Barbara Ward, 67, a British journalist and economist who was one of the most eloquent voices calling for aid to the underdeveloped Third World and was an early proponent of world environmental policies, died of cancer yesterday at her home in southern England.
Miss Ward was the author of more than a dozen major works on economic development, written for the layman as well as the professional economist. She served on United Nations and Vatican commissions dealing with the sharing of world resources, and was a friend and adviser to statesmen on five continents.
Although she never held elective office, nor served in a government, she exerted profound influence on the debate surrounding the relation of rich to poor nations.
Honored for her writing, she also was an accomplished speaker, and an English radio personality.She was voted the second most popular public speaker in Great Britain in a 1944 national poll. She had written and had been foreign editor for the Economist, a highly respected British news weekly, and had lectured not only in Britain but at Harvard and Columbia universities.
Miss Ward's major works included "The International Share-Out," published in 1938, "Spaceship Earth," in 1966, and "The Widening Gap," published in 1971, and "The Home of Man," which appeared in 1976. A 1972 book she wrote with Rene Dubos, "Only One Earth," was used as the theme book for the United Nations Stockholm Conference on the Environment that same year.

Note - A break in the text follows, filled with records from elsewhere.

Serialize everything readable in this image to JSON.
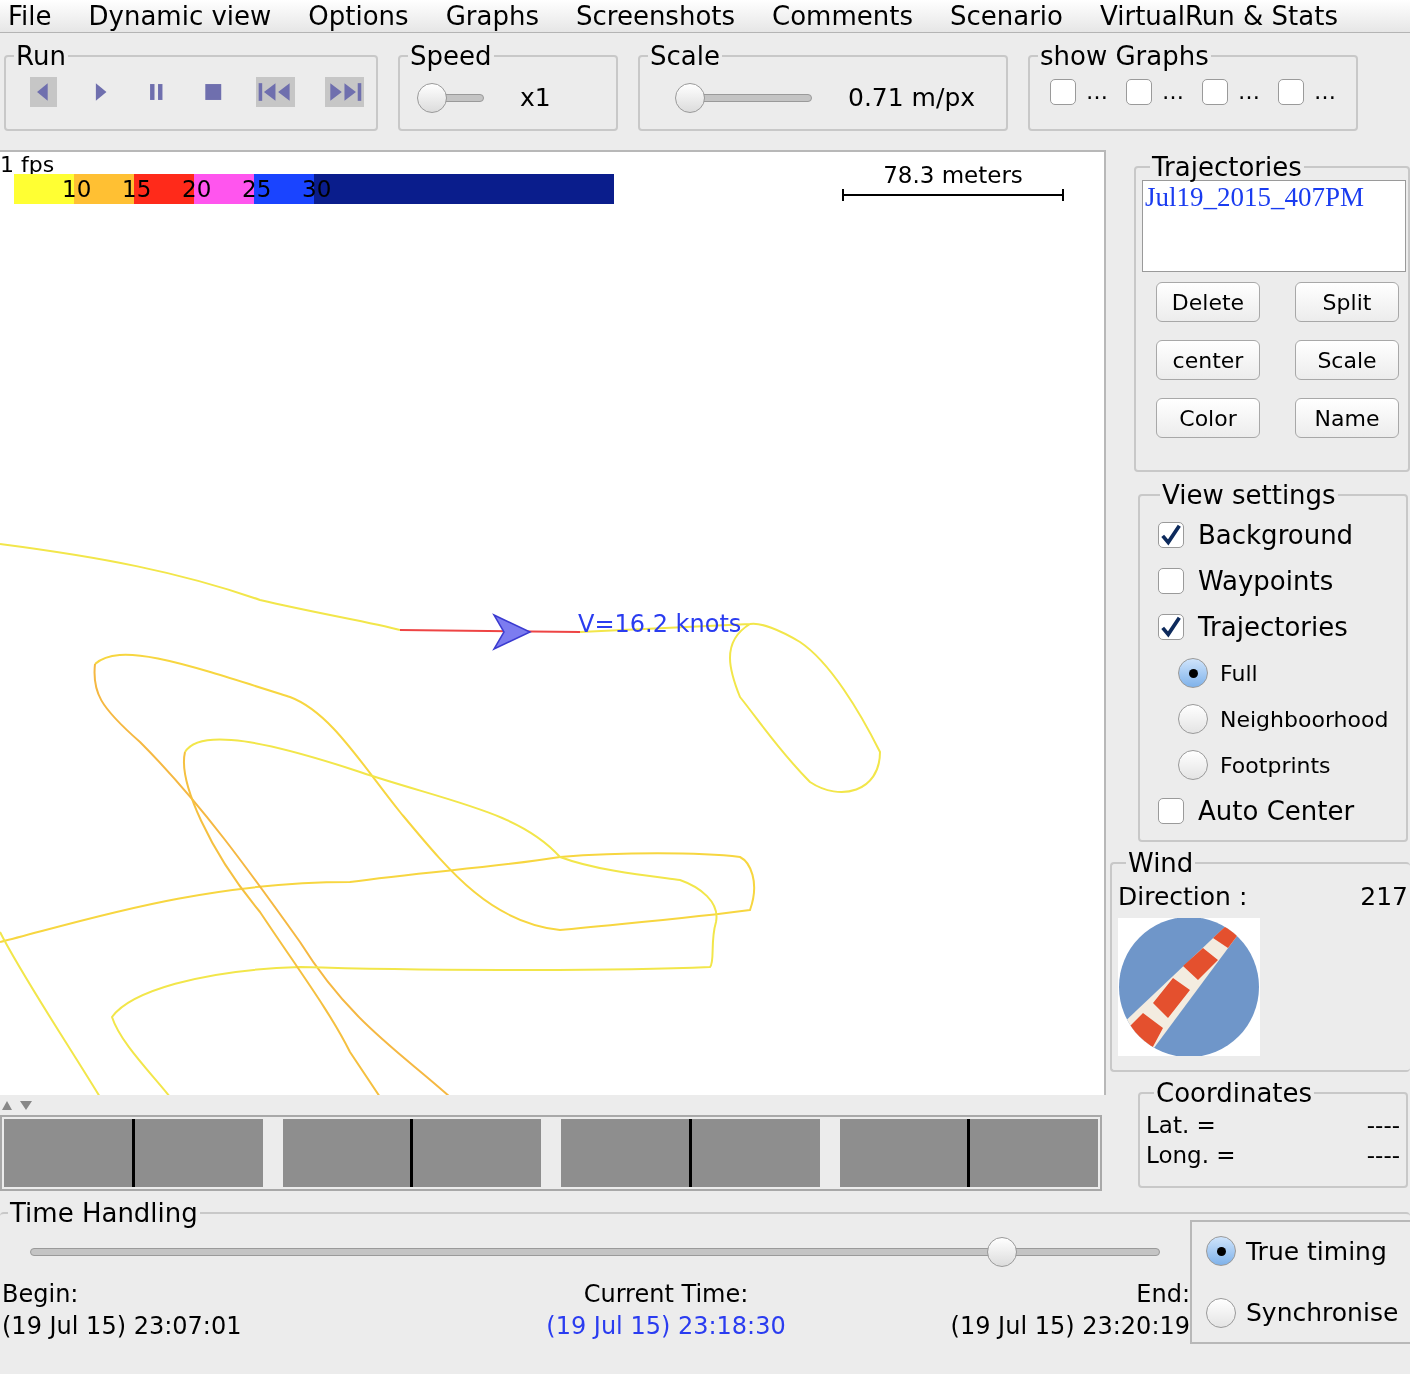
{
  "menu": [
    "File",
    "Dynamic view",
    "Options",
    "Graphs",
    "Screenshots",
    "Comments",
    "Scenario",
    "VirtualRun & Stats"
  ],
  "run": {
    "title": "Run"
  },
  "speed": {
    "title": "Speed",
    "level": 0.1,
    "value": "x1"
  },
  "scale": {
    "title": "Scale",
    "level": 0.05,
    "value": "0.71 m/px"
  },
  "show_graphs": {
    "title": "show Graphs",
    "items": [
      {
        "label": "…",
        "checked": false
      },
      {
        "label": "…",
        "checked": false
      },
      {
        "label": "…",
        "checked": false
      },
      {
        "label": "…",
        "checked": false
      }
    ]
  },
  "map": {
    "fps": "1 fps",
    "scale_label": "78.3 meters",
    "speed_label": "V=16.2 knots",
    "legend": [
      {
        "color": "#ffff33"
      },
      {
        "color": "#ffc033",
        "label": "10"
      },
      {
        "color": "#ff2a1a",
        "label": "15"
      },
      {
        "color": "#ff55ee",
        "label": "20"
      },
      {
        "color": "#1a44ff",
        "label": "25"
      },
      {
        "color": "#0a1d8c",
        "label": "30"
      }
    ]
  },
  "trajectories": {
    "title": "Trajectories",
    "items": [
      {
        "label": "Jul19_2015_407PM",
        "selected": false
      }
    ],
    "buttons": [
      "Delete",
      "Split",
      "center",
      "Scale",
      "Color",
      "Name"
    ]
  },
  "view_settings": {
    "title": "View settings",
    "items": [
      {
        "kind": "checkbox",
        "label": "Background",
        "checked": true
      },
      {
        "kind": "checkbox",
        "label": "Waypoints",
        "checked": false
      },
      {
        "kind": "checkbox",
        "label": "Trajectories",
        "checked": true
      },
      {
        "kind": "radio",
        "label": "Full",
        "selected": true
      },
      {
        "kind": "radio",
        "label": "Neighboorhood",
        "selected": false
      },
      {
        "kind": "radio",
        "label": "Footprints",
        "selected": false
      },
      {
        "kind": "checkbox",
        "label": "Auto Center",
        "checked": false
      }
    ]
  },
  "wind": {
    "title": "Wind",
    "direction_label": "Direction :",
    "direction_value": "217"
  },
  "coordinates": {
    "title": "Coordinates",
    "rows": [
      {
        "label": "Lat. =",
        "value": "----"
      },
      {
        "label": "Long. =",
        "value": "----"
      }
    ]
  },
  "time_handling": {
    "title": "Time Handling",
    "level": 0.86,
    "begin_label": "Begin:",
    "begin": "(19 Jul 15) 23:07:01",
    "current_label": "Current Time:",
    "current": "(19 Jul 15) 23:18:30",
    "end_label": "End:",
    "end": "(19 Jul 15) 23:20:19",
    "timing": [
      {
        "label": "True timing",
        "selected": true
      },
      {
        "label": "Synchronise",
        "selected": false
      }
    ]
  }
}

Reviewing this book, one critic wrtote that Miss Ward described "the dilemma of the poor nations -- called to modernization and industrialization in order to raise their people from misery, yet hindered by the rich nations' traditional exercise of power and now by a new concern for pollution and ecological balance."
Another of her books, "Nationalism and Ideology," was hailed in the (London) Times Literary Supplement as a brilliant summary of man's progress from the tribe to the nation-state.
Her books and speeches to audiences brought home her hopes and her fears for the future, and a feeling that much of the future would be determined by the relationship between the rich and poor nations of the planet.
In "The Rich Nations and the Poor Nations" (of which Lyndon B. Johnson once said "I read it like I do the Bible") she wrote, "If we are to face the vast gap between the nations around the Atlantic area which have been through their modernizing revolutions and the searching nations all around the world who seek desperately to make the same transition, perhaps the first decision we have to make is to abandon the fallacy that, somewhere, somehow, everything is going to turn out all right."
In a 1964 speech in Washington she said that modern science and technology had unlocked "the gates of absolute scarcity" and made it a matter of choice whether to feed and clothe the world's poverty-stricken. "Never again can we say: 'We would have done it if we could, but the means were lacking.'"
In another Washington speech that same year she asserted that the "possibility of making the desert bloom is just as stirring as going to the moon."
At the bottom of all her pleas was the theory that foreign aid, "direct transfers of wealth from rich nations to poor nations," is the solution to many world problems. She appealed to the Free World to invest money to help the underdeveloped nations "come through the sound barrier of modernization."
Among her students and admirers was President Johnson, who borrowed from Miss Ward her phrase, "the ancient enemies of mankind," as a call to use foreign aid to attack world poverty, disease, and ignorance.
Other American public figures she advised included John F. Kennedy during his presidency, World Bank President Robert S. McNamara, and Robert Kennedy, before and during his bid for the 1968 Democratic presidential nonmination.
Miss Ward was appointed to the Pontifical Commission for Justice and Peace in 1967. The commission studies ways of helping poor countries. Miss Ward, a prominent Catholic lay person, recommended that the church donate some of its wealth to developing nations.
She was a past president of the International Institute for Environment and Development and was council chairman of the organization at the time of her death. She also had been a member of the Adlai Stevenson Institute of International Affairs since 1968.
Miss Ward was born in York, England. Her father was a solicitor of Quaker leanings and her mother was a devout Roman Catholic. Miss Ward was reared in her mother's faith.
At the age of 15 she went to Paris where she spent two years studying at the Lycee Moliere and the Soronne, then went to Germany where she attended college in Jugenheim. After spending three years at Somerville College, Oxford, she took a first in modern greats in 1935.
During the next three years she studied abroad in Europe during the summer and lectured at Cambridge University during the school year. She became a staff writer with the Economist in 1939, and served as the magazine's foreign editor from 1940 to 1950. She served on the staff of the BBC from 1943 to 1946, and on its board of governors from 1946 to 1950.
She first came to this country in 1942 and worked for the British Ministry of Information in Washington during World War II.
She was a visiting professor at Harvard University from 1958 to 1968, and was Albert Schweitzer Professor of International Economic Development at Columbia University from 1968 to 1973.
Five years ago, Miss Ward was made a life peer with the title of Baroness Jackson of Lodsworth. Last year she received Britain's Royal Society of the Arts Albert Medal, and India's Jawaharlal Nehru Memorial Award for International Understanding. She donated the money from both prizes to an Indian leper colony.
In 1950 she married Sir Robert Jackson, a United Nations official. He survives, as does a son.